How can institutions provide students with the digital learning experience they want and need? Ian Dunn, provost at Coventry University, and Gideon Shimshon, associate principal digital learning and innovation at Queen Mary’s, say the sector can emerge from the COVID-19 crisis better prepared than ever.
Times of crisis bring about times of change. Spring 2020 in the education sector saw just that, with universities doing anything and everything they could to give students the best learning experience possible in unprecedented circumstances. The sector did well, proving that universities can move at great pace when needed.
Learning from our biggest challenge
For some, this meant scaling up existing operations, and for others, brand new digital strategies had to be created, along with the staff capabilities and infrastructure to deliver them.
The sector’s hard work meant that higher education’s long journey into digital teaching and learning was impressively turbo-boosted, and the journey isn’t over yet. We can do so much more.
As the next academic year approaches, it’s clear that higher education will never be the same again. Crises shape history, and this is our chance to reshape education in a way that works for students.
Moving beyond the physical campus
Our student populations live digitally, as do many academics, yet the campus has clung to its physical estate and, to some extent, simply tolerated the addition of a virtual learning environment. The global pandemic has demonstrated that both the physical and virtual estates need to be developed with equal commitment.
Our campuses must become cyber-physical; equal-status elements of our existence as universities. This will require financial investment.
Putting students first (by putting staff first)
Students and teachers must be placed centre stage in the digital age, and committing to training and development for all staff is a step in the right direction. Some staff may have to step away from how they were taught in order to be able to adapt to a new future.

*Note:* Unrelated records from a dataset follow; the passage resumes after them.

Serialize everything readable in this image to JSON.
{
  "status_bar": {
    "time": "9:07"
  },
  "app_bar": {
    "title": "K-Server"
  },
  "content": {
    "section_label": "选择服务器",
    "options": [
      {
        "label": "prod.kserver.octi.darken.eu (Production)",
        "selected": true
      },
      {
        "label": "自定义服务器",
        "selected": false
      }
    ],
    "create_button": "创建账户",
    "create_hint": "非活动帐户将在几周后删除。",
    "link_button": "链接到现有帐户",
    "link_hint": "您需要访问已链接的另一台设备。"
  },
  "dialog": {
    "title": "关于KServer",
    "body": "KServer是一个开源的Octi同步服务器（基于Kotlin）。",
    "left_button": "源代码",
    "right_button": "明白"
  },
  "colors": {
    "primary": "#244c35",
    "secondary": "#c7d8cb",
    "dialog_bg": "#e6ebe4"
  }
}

It’s crucial they do though; students benefit when staff are supported to boost their digital skills, because teaching is a team sport.
The three requirements for digital learning
Emerge Education and Jisc have acknowledged this chance for change, by releasing digital learning rebooted, a report that we’ve been excited to contribute to.
Developed through conversations with both universities and the edtech world, it shares case studies from universities, highlighting how they’ve embraced digital learning during the COVID-19 pandemic. More than that though, the report looks ahead to 2030, outlining how universities can harness the power of digital to enhance the learning experience for students for good.
Digital learning rebooted suggests that, to make the most of its potential, digital learning in HE must meet three requirements by 2030.
It needs to be intentional, delivering a learning experience that is built from the ground up to improve on current practice; seamless, with a reliable, coherent and integrated foundation; and supportive, designed to help every student and educator to make the most of it no matter their location or background.
Far from meaning that all learning must happen online, the overarching goal of the report is to demonstrate how digital learning can improve the university model, no matter the mode of delivery.
The road ahead
Ten years is a long time, and the world in 2030 might seem impossible to imagine given the global events of the past year. What’s key is that, as a sector, we are driven by creating the best possible teaching and learning experience for both students and staff.
As we emerge from the rubble, we’re ready to rebuild while appreciating that we’ve already laid the foundations for a new digital landscape. The future of education seems an exciting place, and the metamorphosis of higher education has already begun.